## What to produce:
The output should match the data below line for line.

BEGIN Supplied records

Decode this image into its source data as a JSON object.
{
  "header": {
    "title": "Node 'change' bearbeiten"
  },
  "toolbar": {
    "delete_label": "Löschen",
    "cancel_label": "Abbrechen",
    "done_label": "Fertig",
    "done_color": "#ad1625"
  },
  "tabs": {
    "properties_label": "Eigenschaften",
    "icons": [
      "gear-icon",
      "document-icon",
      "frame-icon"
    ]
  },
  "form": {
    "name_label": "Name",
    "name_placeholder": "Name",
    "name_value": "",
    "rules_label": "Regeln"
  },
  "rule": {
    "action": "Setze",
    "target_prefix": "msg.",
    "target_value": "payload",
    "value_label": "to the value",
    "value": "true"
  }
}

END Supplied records

## Written response:
Decode this image into its source data as a JSON object.
{
  "header": {
    "title": "Node 'change' bearbeiten"
  },
  "toolbar": {
    "delete_label": "Löschen",
    "cancel_label": "Abbrechen",
    "done_label": "Fertig",
    "done_color": "#ad1625"
  },
  "tabs": {
    "properties_label": "Eigenschaften",
    "icons": [
      "gear-icon",
      "document-icon",
      "frame-icon"
    ]
  },
  "form": {
    "name_label": "Name",
    "name_placeholder": "Name",
    "name_value": "",
    "rules_label": "Regeln"
  },
  "rule": {
    "action": "Setze",
    "target_prefix": "msg.",
    "target_value": "payload",
    "value_label": "to the value",
    "value": "true"
  }
}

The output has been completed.